Your objective — Could you show all lines in the entries below that contain the string "Disk"?

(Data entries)
____________
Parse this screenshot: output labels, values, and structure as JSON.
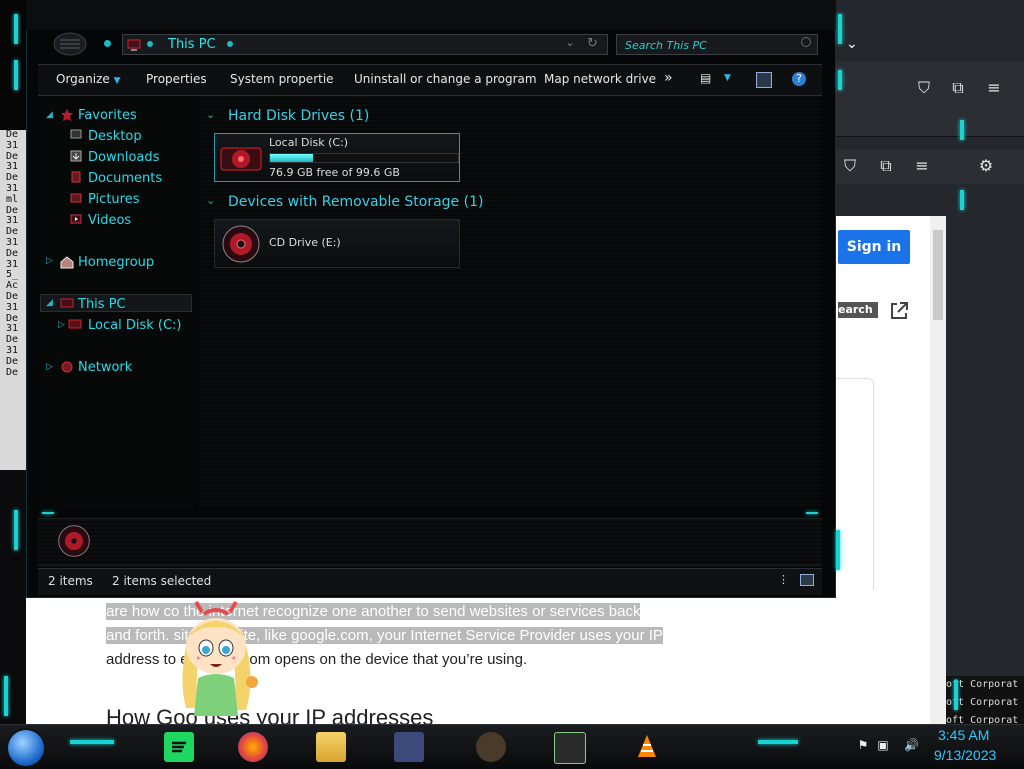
{
  "explorer": {
    "address": "This PC",
    "search_placeholder": "Search This PC",
    "toolbar": {
      "organize": "Organize",
      "properties": "Properties",
      "system_properties": "System propertie",
      "uninstall": "Uninstall or change a program",
      "map_drive": "Map network drive",
      "more": "»"
    },
    "nav": {
      "favorites": "Favorites",
      "desktop": "Desktop",
      "downloads": "Downloads",
      "documents": "Documents",
      "pictures": "Pictures",
      "videos": "Videos",
      "homegroup": "Homegroup",
      "this_pc": "This PC",
      "local_disk": "Local Disk (C:)",
      "network": "Network"
    },
    "groups": {
      "hdd": "Hard Disk Drives (1)",
      "removable": "Devices with Removable Storage (1)"
    },
    "drives": {
      "c_name": "Local Disk (C:)",
      "c_free": "76.9 GB free of 99.6 GB",
      "c_used_fraction": 0.228,
      "e_name": "CD Drive (E:)"
    },
    "status": {
      "items": "2 items",
      "selected": "2 items selected"
    }
  },
  "background": {
    "sign_in": "Sign in",
    "search_tag": "earch",
    "para_line1": "are how co              the internet recognize one another to send websites or services back",
    "para_line2": "and forth.           sit a website, like google.com, your Internet Service Provider uses your IP",
    "para_line3": "address to              e google.com opens on the device that you’re using.",
    "heading": "How Goo    uses your IP addresses",
    "right_lines": [
      "oft Corporat",
      "oft Corporat",
      "oft Corporat"
    ],
    "terminal_lines": [
      "De",
      "31",
      "De",
      "31",
      "De",
      "31",
      "ml",
      "De",
      "31",
      "De",
      "31",
      "De",
      "31",
      "5_",
      "Ac",
      "De",
      "31",
      "De",
      "31",
      "De",
      "31",
      "De",
      "De"
    ]
  },
  "taskbar": {
    "time": "3:45 AM",
    "date": "9/13/2023"
  },
  "colors": {
    "accent_cyan": "#19d3d3",
    "text_cyan": "#2fd8e6",
    "clock_blue": "#2ec9ff"
  }
}
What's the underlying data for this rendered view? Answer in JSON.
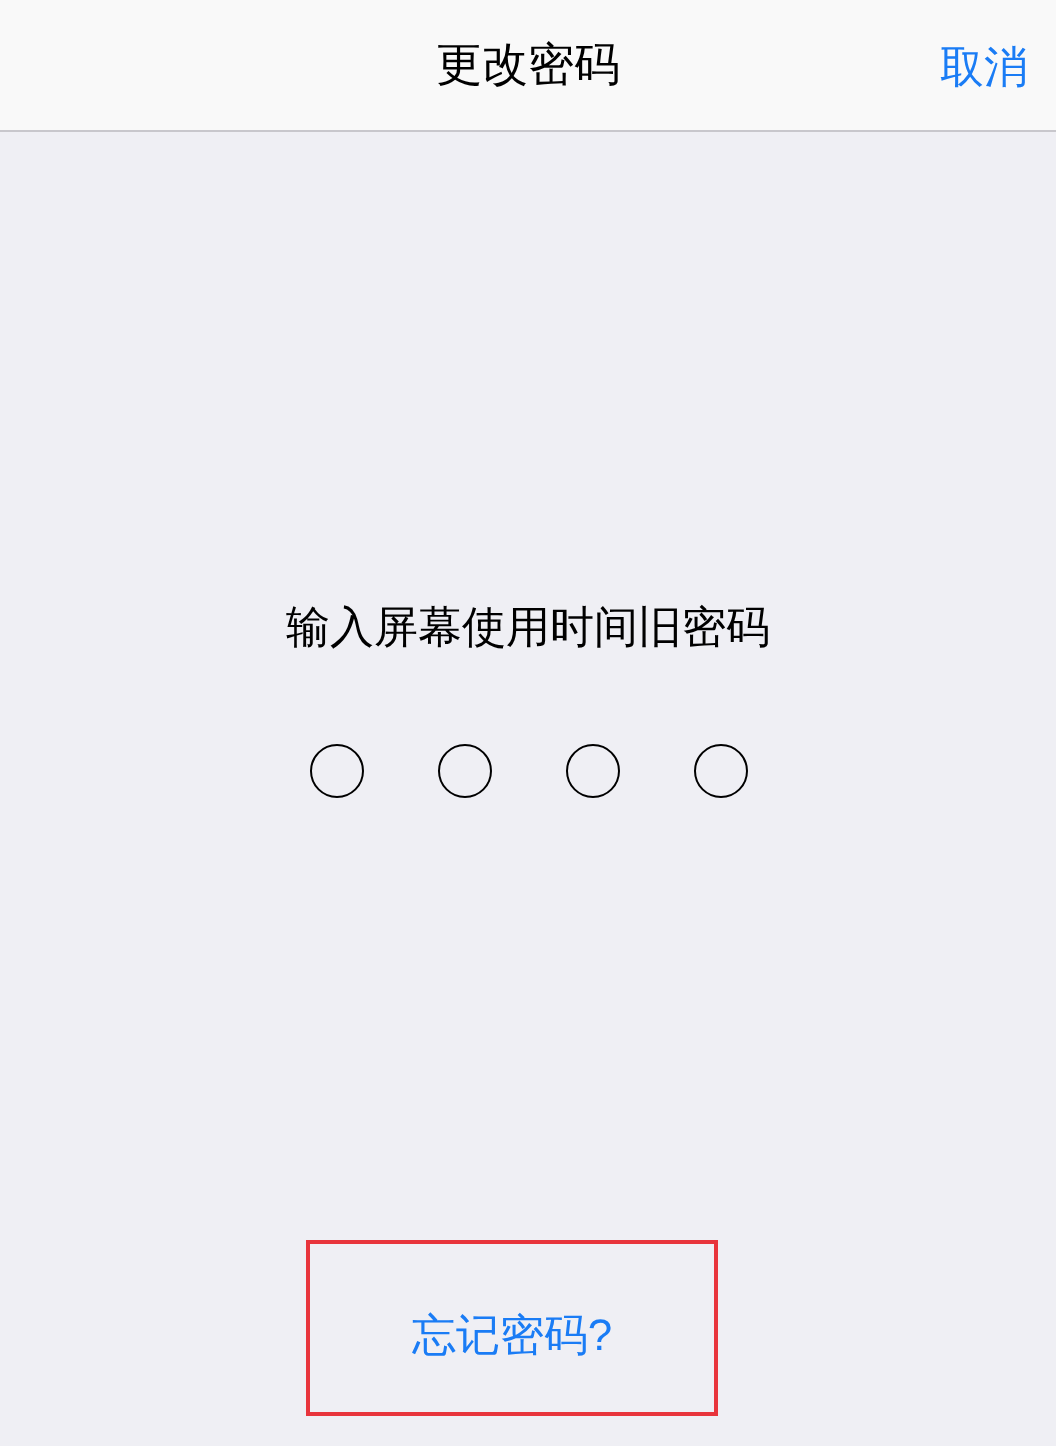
{
  "nav_bar": {
    "title": "更改密码",
    "cancel": "取消"
  },
  "prompt": "输入屏幕使用时间旧密码",
  "passcode_dots": [
    {
      "filled": false
    },
    {
      "filled": false
    },
    {
      "filled": false
    },
    {
      "filled": false
    }
  ],
  "forgot_link": {
    "label": "忘记密码?",
    "highlighted": true
  }
}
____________
Solution for this exercise —
      "local_disk": "Local Disk (C:)",
      "hdd": "Hard Disk Drives (1)",
      "c_name": "Local Disk (C:)",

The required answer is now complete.